We will be doing covers of the famous Piedmont Blues songs of the 1920’s. Our versions will be very contemporized and special. What makes the East Coast blues songs different is that they are not the typical 1-4-5 standard arrangement of the blues. The chordal structures are very complicated.
I haven’t played with a band in 3 years. Trying to get over the age discrimination here in Milwaukee is impossible. This town is a wasteland for music. And the blues just ain’t played here. The young Turks of music in this town look at someone in their 50’s or older as outcasts….instead of depending on their experience and finesse. It is so moronic.
Rick lives in Powhatan County, Virginia. The album should have already been in the can but the record label allowed Rick to hold off because I would be his partner in crime.
Rick lives in the middle of nowhere on the grounds of a large mansion. The owners built an extension to their home so Rick could turn it into a recording studio with only the most modern and state of the art equipment.
Back in the day, I was a producer with my own professional recording studio. Thousands of bands came through there. And I owe my style of producing to what I learned from Rick while we played together earlier. Rick is a tough guy with a real stubborn streak. He has a vision and you better goddam get on board. As a result, few people are good enough for him to play with. Really.
Rick’s formative years were spent in New Orleans where he was part of the club band for every touring blues giant. So he played with every great blues artist.
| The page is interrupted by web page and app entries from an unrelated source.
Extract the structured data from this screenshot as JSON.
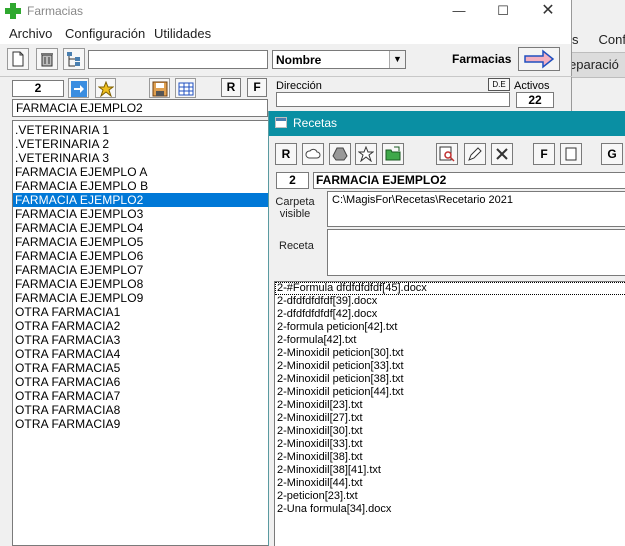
{
  "main_window": {
    "title": "Farmacias",
    "menu": [
      "Archivo",
      "Configuración",
      "Utilidades"
    ],
    "sort_combo": "Nombre",
    "farmacias_label": "Farmacias",
    "record_number": "2",
    "r_button": "R",
    "f_button": "F",
    "selected_name": "FARMACIA EJEMPLO2",
    "direccion_label": "Dirección",
    "de_button": "D.E",
    "activos_label": "Activos",
    "activos_value": "22",
    "list": [
      ".VETERINARIA 1",
      ".VETERINARIA 2",
      ".VETERINARIA 3",
      "FARMACIA EJEMPLO A",
      "FARMACIA EJEMPLO B",
      "FARMACIA EJEMPLO2",
      "FARMACIA EJEMPLO3",
      "FARMACIA EJEMPLO4",
      "FARMACIA EJEMPLO5",
      "FARMACIA EJEMPLO6",
      "FARMACIA EJEMPLO7",
      "FARMACIA EJEMPLO8",
      "FARMACIA EJEMPLO9",
      "OTRA FARMACIA1",
      "OTRA FARMACIA2",
      "OTRA FARMACIA3",
      "OTRA FARMACIA4",
      "OTRA FARMACIA5",
      "OTRA FARMACIA6",
      "OTRA FARMACIA7",
      "OTRA FARMACIA8",
      "OTRA FARMACIA9"
    ],
    "selected_index": 5
  },
  "background_window": {
    "menu_fragment": [
      "s",
      "Confi"
    ],
    "toolbar_fragment": "eparació"
  },
  "recetas_window": {
    "title": "Recetas",
    "r_button": "R",
    "f_button": "F",
    "g_button": "G",
    "record_number": "2",
    "record_name": "FARMACIA EJEMPLO2",
    "carpeta_label": "Carpeta visible",
    "carpeta_value": "C:\\MagisFor\\Recetas\\Recetario 2021",
    "receta_label": "Receta",
    "receta_value": "",
    "files": [
      "2-#Formula dfdfdfdfdf[45].docx",
      "2-dfdfdfdfdf[39].docx",
      "2-dfdfdfdfdf[42].docx",
      "2-formula peticion[42].txt",
      "2-formula[42].txt",
      "2-Minoxidil peticion[30].txt",
      "2-Minoxidil peticion[33].txt",
      "2-Minoxidil peticion[38].txt",
      "2-Minoxidil peticion[44].txt",
      "2-Minoxidil[23].txt",
      "2-Minoxidil[27].txt",
      "2-Minoxidil[30].txt",
      "2-Minoxidil[33].txt",
      "2-Minoxidil[38].txt",
      "2-Minoxidil[38][41].txt",
      "2-Minoxidil[44].txt",
      "2-peticion[23].txt",
      "2-Una formula[34].docx"
    ]
  },
  "colors": {
    "selection": "#0078d7",
    "recetas_titlebar": "#0a8fa3",
    "window_bg": "#f0f0f0"
  }
}
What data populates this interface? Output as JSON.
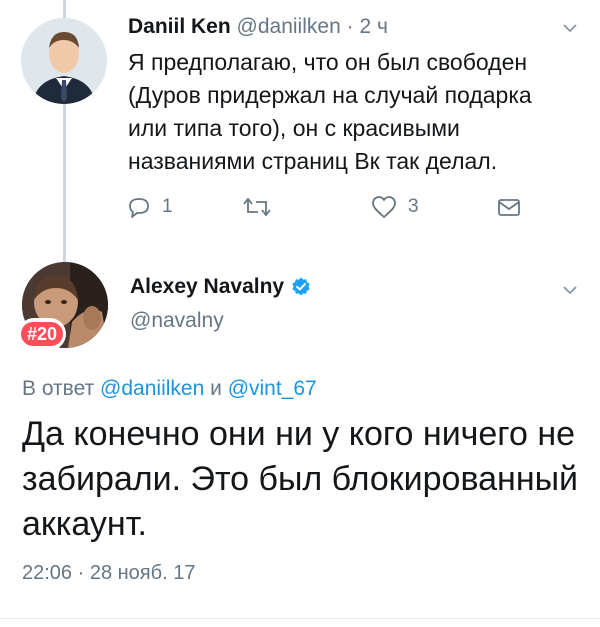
{
  "tweets": {
    "parent": {
      "name": "Daniil Ken",
      "handle": "@daniilken",
      "separator": "·",
      "time": "2 ч",
      "text": "Я предполагаю, что он был свободен (Дуров придержал на случай подарка или типа того), он с красивыми названиями страниц Вк так делал.",
      "actions": {
        "reply_count": "1",
        "retweet_count": "",
        "like_count": "3"
      }
    },
    "main": {
      "name": "Alexey Navalny",
      "handle": "@navalny",
      "verified": true,
      "avatar_badge": "#20",
      "reply_prefix": "В ответ",
      "reply_user1": "@daniilken",
      "reply_and": "и",
      "reply_user2": "@vint_67",
      "text": "Да конечно они ни у кого ничего не забирали. Это был блокированный аккаунт.",
      "timestamp": "22:06 · 28 нояб. 17"
    }
  },
  "colors": {
    "link": "#1b95e0",
    "muted": "#657786",
    "verified": "#1da1f2",
    "badge": "#ff4d5a"
  }
}
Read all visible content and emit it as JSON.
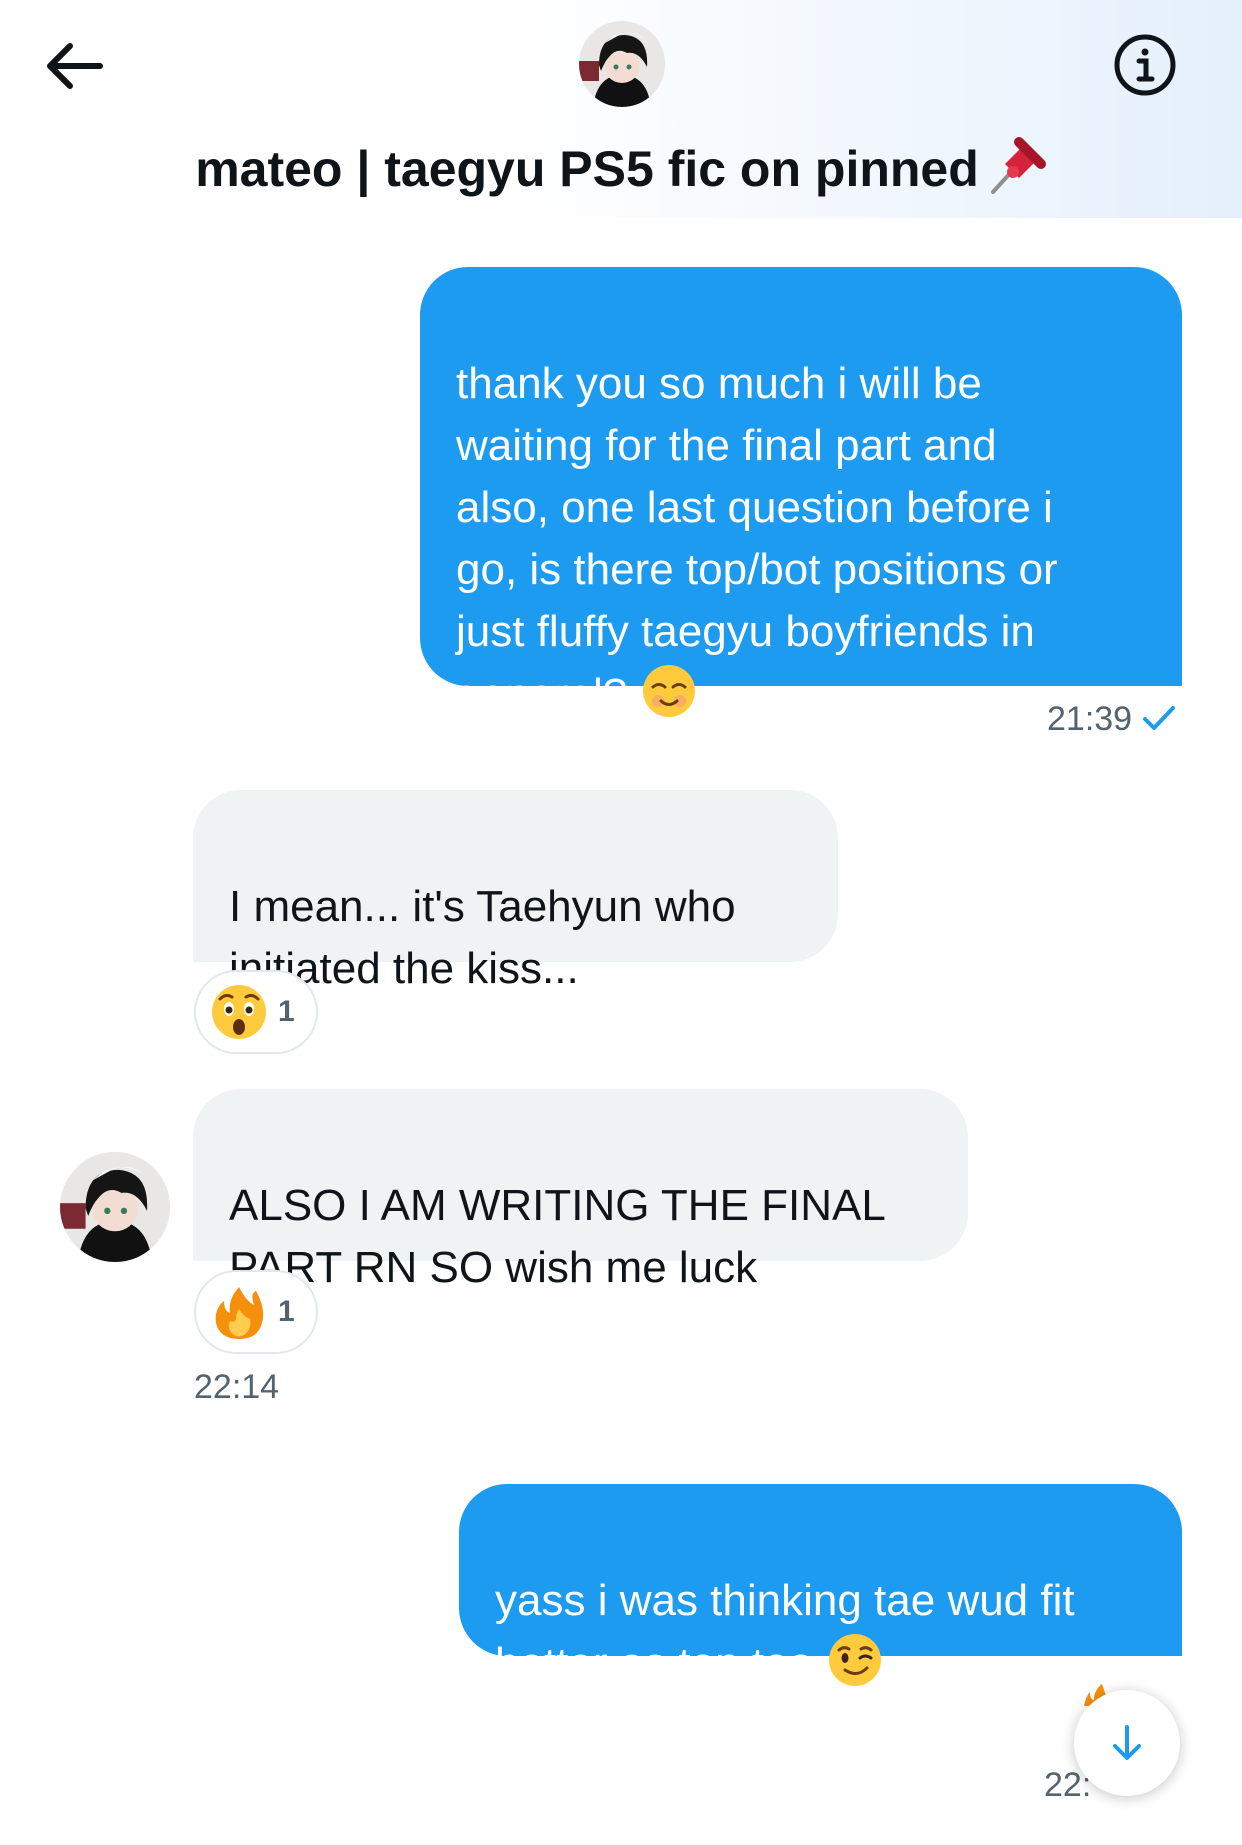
{
  "header": {
    "title": "mateo | taegyu PS5 fic on pinned",
    "back_icon": "arrow-left-icon",
    "info_icon": "info-circle-icon",
    "title_emoji": "pushpin-emoji"
  },
  "messages": [
    {
      "direction": "outgoing",
      "text": "thank you so much i will be\nwaiting for the final part and\nalso, one last question before i\ngo, is there top/bot positions or\njust fluffy taegyu boyfriends in\ngeneral?",
      "emoji": "smiling-face-emoji",
      "time": "21:39",
      "status": "read-check"
    },
    {
      "direction": "incoming",
      "text": "I mean... it's Taehyun who\ninitiated the kiss...",
      "reaction": {
        "emoji": "astonished-face-emoji",
        "count": "1"
      }
    },
    {
      "direction": "incoming",
      "text": "ALSO I AM WRITING THE FINAL\nPART RN SO wish me luck",
      "reaction": {
        "emoji": "fire-emoji",
        "count": "1"
      },
      "time": "22:14"
    },
    {
      "direction": "outgoing",
      "text": "yass i was thinking tae wud fit\nbetter as top too",
      "emoji": "winking-face-emoji",
      "time": "22:"
    }
  ],
  "scroll_button": {
    "icon": "arrow-down-icon"
  },
  "colors": {
    "outgoing_bubble": "#1d9bf0",
    "incoming_bubble": "#eff3f4",
    "meta_text": "#536471",
    "accent": "#1d9bf0"
  }
}
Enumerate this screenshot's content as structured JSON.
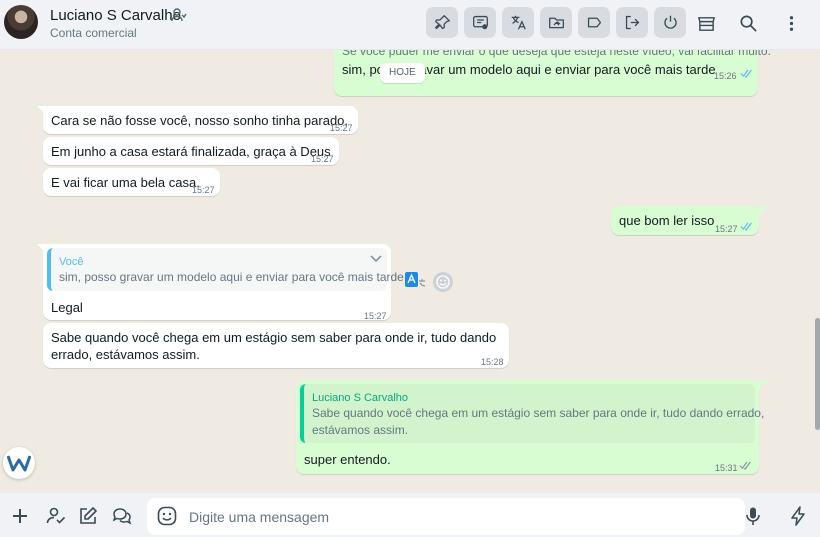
{
  "header": {
    "contact_name": "Luciano S Carvalho",
    "contact_subtitle": "Conta comercial"
  },
  "toolbar": [
    {
      "icon": "pin-icon"
    },
    {
      "icon": "message-status-icon"
    },
    {
      "icon": "translate-icon"
    },
    {
      "icon": "folder-share-icon"
    },
    {
      "icon": "label-icon"
    },
    {
      "icon": "exit-icon"
    },
    {
      "icon": "power-icon"
    },
    {
      "icon": "store-icon"
    },
    {
      "icon": "search-icon"
    },
    {
      "icon": "more-vertical-icon"
    }
  ],
  "chat": {
    "date_divider": "HOJE",
    "messages": [
      {
        "id": "m0",
        "direction": "out",
        "text_top": "Se você puder me enviar o que deseja que esteja neste vídeo, vai facilitar muito.",
        "text": "sim, posso gravar um modelo aqui e enviar para você mais tarde",
        "time": "15:26",
        "status": "read"
      },
      {
        "id": "m1",
        "direction": "in",
        "text": "Cara se não fosse você, nosso sonho tinha parado.",
        "time": "15:27"
      },
      {
        "id": "m2",
        "direction": "in",
        "text": "Em junho a casa estará finalizada, graça à Deus",
        "time": "15:27"
      },
      {
        "id": "m3",
        "direction": "in",
        "text": "E vai ficar uma bela casa.",
        "time": "15:27"
      },
      {
        "id": "m4",
        "direction": "out",
        "text": "que bom ler isso",
        "time": "15:27",
        "status": "read"
      },
      {
        "id": "m5",
        "direction": "in",
        "quote_author": "Você",
        "quote_text": "sim, posso gravar um modelo aqui e enviar para você mais tarde",
        "text": "Legal",
        "time": "15:27"
      },
      {
        "id": "m6",
        "direction": "in",
        "text_line1": "Sabe quando você chega em um estágio sem saber para onde ir, tudo dando",
        "text_line2": "errado, estávamos assim.",
        "time": "15:28"
      },
      {
        "id": "m7",
        "direction": "out",
        "quote_author": "Luciano S Carvalho",
        "quote_line1": "Sabe quando você chega em um estágio sem saber para onde ir, tudo dando errado,",
        "quote_line2": "estávamos assim.",
        "text": "super entendo.",
        "time": "15:31",
        "status": "read"
      }
    ]
  },
  "composer": {
    "placeholder": "Digite uma mensagem",
    "value": ""
  },
  "colors": {
    "accent": "#00a884",
    "outgoing_bubble": "#d9fdd3",
    "incoming_bubble": "#ffffff",
    "read_tick": "#53bdeb",
    "chat_background": "#efeae2"
  }
}
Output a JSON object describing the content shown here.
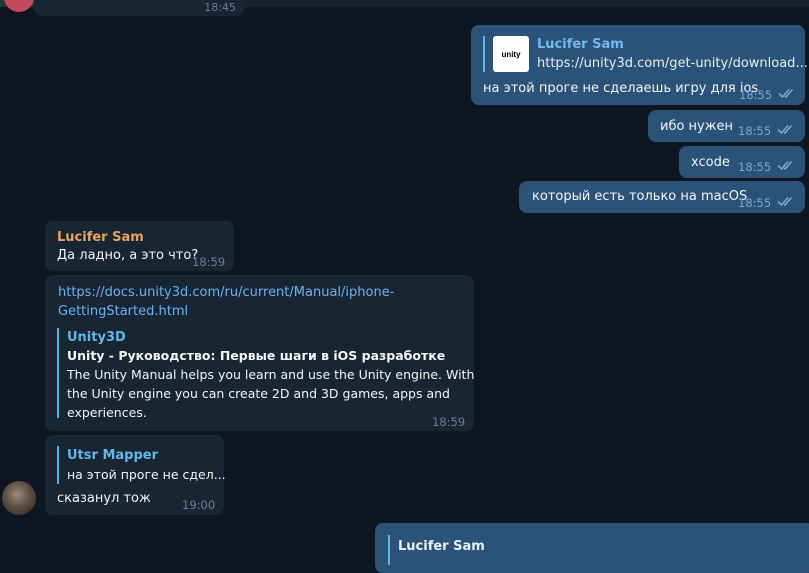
{
  "top_remnant": {
    "time": "18:45"
  },
  "messages": [
    {
      "id": "m1",
      "direction": "out",
      "reply": {
        "author": "Lucifer Sam",
        "text": "https://unity3d.com/get-unity/download..."
      },
      "thumb_label": "unity",
      "text": "на этой проге не сделаешь игру для ios",
      "time": "18:55",
      "read": true
    },
    {
      "id": "m2",
      "direction": "out",
      "text": "ибо нужен",
      "time": "18:55",
      "read": true
    },
    {
      "id": "m3",
      "direction": "out",
      "text": "xcode",
      "time": "18:55",
      "read": true
    },
    {
      "id": "m4",
      "direction": "out",
      "text": "который есть только на macOS",
      "time": "18:55",
      "read": true
    },
    {
      "id": "m5",
      "direction": "in",
      "author": "Lucifer Sam",
      "text": "Да ладно, а это что?",
      "time": "18:59"
    },
    {
      "id": "m6",
      "direction": "in",
      "link_lines": [
        "https://docs.unity3d.com/ru/current/Manual/iphone-",
        "GettingStarted.html"
      ],
      "preview": {
        "site": "Unity3D",
        "title": "Unity - Руководство: Первые шаги в iOS разработке",
        "desc_lines": [
          "The Unity Manual helps you learn and use the Unity engine. With",
          "the Unity engine you can create 2D and 3D games, apps and",
          "experiences."
        ]
      },
      "time": "18:59"
    },
    {
      "id": "m7",
      "direction": "in",
      "reply": {
        "author": "Utsr Mapper",
        "text": "на этой проге не сдел..."
      },
      "text": "сказанул тож",
      "time": "19:00"
    },
    {
      "id": "m8",
      "direction": "out",
      "reply": {
        "author": "Lucifer Sam"
      }
    }
  ],
  "colors": {
    "background": "#0e1621",
    "outgoing_bubble": "#2b5278",
    "incoming_bubble": "#182533",
    "link": "#6ab3f3",
    "name_orange": "#e8a35e",
    "checkmark": "#7da8d3"
  }
}
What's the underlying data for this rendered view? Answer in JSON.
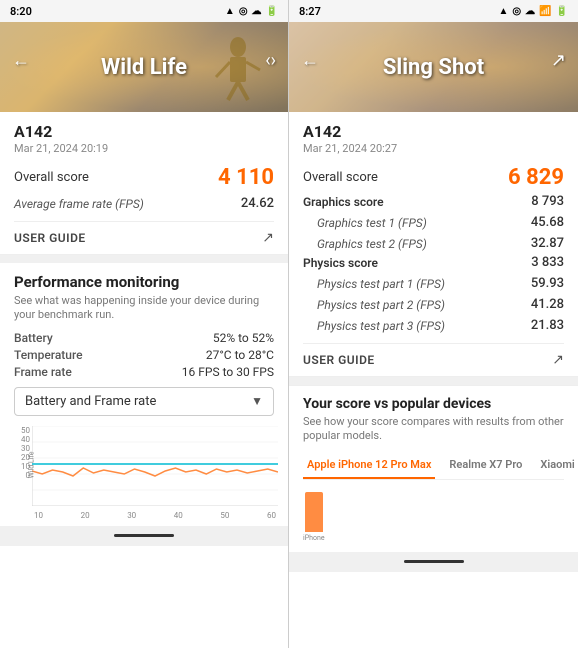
{
  "left": {
    "status": {
      "time": "8:20",
      "icons": [
        "▲",
        "◎",
        "☁"
      ]
    },
    "hero": {
      "title": "Wild Life"
    },
    "score_section": {
      "device_id": "A142",
      "date": "Mar 21, 2024 20:19",
      "overall_label": "Overall score",
      "overall_value": "4 110",
      "avg_frame_label": "Average frame rate (FPS)",
      "avg_frame_value": "24.62",
      "user_guide": "USER GUIDE"
    },
    "perf": {
      "title": "Performance monitoring",
      "desc": "See what was happening inside your device during your benchmark run.",
      "battery_label": "Battery",
      "battery_value": "52% to 52%",
      "temp_label": "Temperature",
      "temp_value": "27°C to 28°C",
      "frame_label": "Frame rate",
      "frame_value": "16 FPS to 30 FPS"
    },
    "dropdown": {
      "selected": "Battery and Frame rate"
    },
    "chart": {
      "y_labels": [
        "50",
        "40",
        "30",
        "20",
        "10",
        "0"
      ],
      "x_labels": [
        "10",
        "20",
        "30",
        "40",
        "50",
        "60"
      ],
      "y_axis_label": "Wild Life"
    }
  },
  "right": {
    "status": {
      "time": "8:27",
      "icons": [
        "▲",
        "◎",
        "☁"
      ]
    },
    "hero": {
      "title": "Sling Shot"
    },
    "score_section": {
      "device_id": "A142",
      "date": "Mar 21, 2024 20:27",
      "overall_label": "Overall score",
      "overall_value": "6 829",
      "graphics_label": "Graphics score",
      "graphics_value": "8 793",
      "graphics_test1_label": "Graphics test 1 (FPS)",
      "graphics_test1_value": "45.68",
      "graphics_test2_label": "Graphics test 2 (FPS)",
      "graphics_test2_value": "32.87",
      "physics_label": "Physics score",
      "physics_value": "3 833",
      "physics_test1_label": "Physics test part 1 (FPS)",
      "physics_test1_value": "59.93",
      "physics_test2_label": "Physics test part 2 (FPS)",
      "physics_test2_value": "41.28",
      "physics_test3_label": "Physics test part 3 (FPS)",
      "physics_test3_value": "21.83",
      "user_guide": "USER GUIDE"
    },
    "popular": {
      "title": "Your score vs popular devices",
      "desc": "See how your score compares with results from other popular models.",
      "tabs": [
        {
          "label": "Apple iPhone 12 Pro Max",
          "active": true
        },
        {
          "label": "Realme X7 Pro",
          "active": false
        },
        {
          "label": "Xiaomi M...",
          "active": false
        }
      ]
    }
  }
}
The songs we recorded, back in the day, were way ahead of their time. And the recording of those tunes was arduous. Most sessions started at 10pm and went through the night.
Because of our advanced age, I figure just the opposite will occur this time.
And instead of coke, it will be Lipitor.
I plan to use my baby…my 1980 Schecter fretless for the recordings.
After we deliver the recording, there is a very good chance we will tour in Europe where this kind of music is much more appreciated.
The plan is to wait until the holidays are over and I will drive down there in early January. The album should take no longer than a month.
And I am girding my loins for what is in store. Rick will have his ideas and I will have to tap into his vision for my bass playing.
There will be no other musicians on the recording. We will play everything.
I so look forward to this. Music has been my love since I first played banjo at the peak of the folk music craze in the early 1960’s. I switched to bass when I was 15.
If all goes well, I plan to purchase a new electric upright bass for the tour. This will give the songs a more authentic feel.
So, my fingers are crossed that I can once more do what I love more than anything in my life: play music. Not a very exciting story, but I am super hyped and jazzed and had to share.
Categories: CIGAR REVIEWS